* [Task requirements]: Report every line below that holds the word "fraction".

==== Input for this task ====

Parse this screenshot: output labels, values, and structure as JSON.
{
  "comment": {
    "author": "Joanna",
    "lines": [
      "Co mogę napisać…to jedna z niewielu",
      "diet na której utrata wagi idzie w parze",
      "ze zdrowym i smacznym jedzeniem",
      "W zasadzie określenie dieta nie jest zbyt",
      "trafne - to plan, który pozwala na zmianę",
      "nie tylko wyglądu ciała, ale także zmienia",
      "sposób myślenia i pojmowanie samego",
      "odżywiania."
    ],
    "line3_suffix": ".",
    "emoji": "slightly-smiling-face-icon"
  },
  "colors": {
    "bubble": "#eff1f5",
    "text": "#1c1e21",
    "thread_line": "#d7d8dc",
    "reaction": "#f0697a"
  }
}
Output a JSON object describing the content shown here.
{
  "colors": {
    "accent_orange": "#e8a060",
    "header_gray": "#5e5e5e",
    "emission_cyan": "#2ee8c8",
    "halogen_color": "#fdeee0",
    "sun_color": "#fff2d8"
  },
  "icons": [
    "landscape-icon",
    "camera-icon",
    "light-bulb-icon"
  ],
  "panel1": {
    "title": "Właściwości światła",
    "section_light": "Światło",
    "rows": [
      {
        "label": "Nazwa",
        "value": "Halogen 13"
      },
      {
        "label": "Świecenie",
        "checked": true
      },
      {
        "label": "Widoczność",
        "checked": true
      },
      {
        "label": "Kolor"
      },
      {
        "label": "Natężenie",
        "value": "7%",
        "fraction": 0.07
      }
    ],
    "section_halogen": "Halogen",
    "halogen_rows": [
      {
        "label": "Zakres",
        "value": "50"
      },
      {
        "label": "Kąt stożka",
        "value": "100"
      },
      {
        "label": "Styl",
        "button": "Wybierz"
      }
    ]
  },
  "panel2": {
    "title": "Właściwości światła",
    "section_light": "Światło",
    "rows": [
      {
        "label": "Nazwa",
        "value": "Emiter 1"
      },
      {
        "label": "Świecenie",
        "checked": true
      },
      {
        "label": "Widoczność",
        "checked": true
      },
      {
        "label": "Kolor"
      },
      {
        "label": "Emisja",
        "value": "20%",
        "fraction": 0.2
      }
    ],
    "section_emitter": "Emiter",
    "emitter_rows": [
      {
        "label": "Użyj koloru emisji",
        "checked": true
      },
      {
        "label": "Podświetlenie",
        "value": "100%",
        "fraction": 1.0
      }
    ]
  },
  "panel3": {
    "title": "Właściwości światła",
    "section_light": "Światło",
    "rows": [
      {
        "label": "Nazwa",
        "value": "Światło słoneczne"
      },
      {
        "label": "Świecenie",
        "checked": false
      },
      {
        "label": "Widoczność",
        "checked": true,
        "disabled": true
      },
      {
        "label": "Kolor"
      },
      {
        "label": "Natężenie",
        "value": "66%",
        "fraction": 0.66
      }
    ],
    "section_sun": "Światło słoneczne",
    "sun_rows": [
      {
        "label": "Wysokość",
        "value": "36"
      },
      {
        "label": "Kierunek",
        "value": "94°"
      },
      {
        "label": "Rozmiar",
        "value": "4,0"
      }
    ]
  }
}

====

* [Answer box]:
        "fraction": 0.07
        "fraction": 0.2
        "fraction": 1.0
        "fraction": 0.66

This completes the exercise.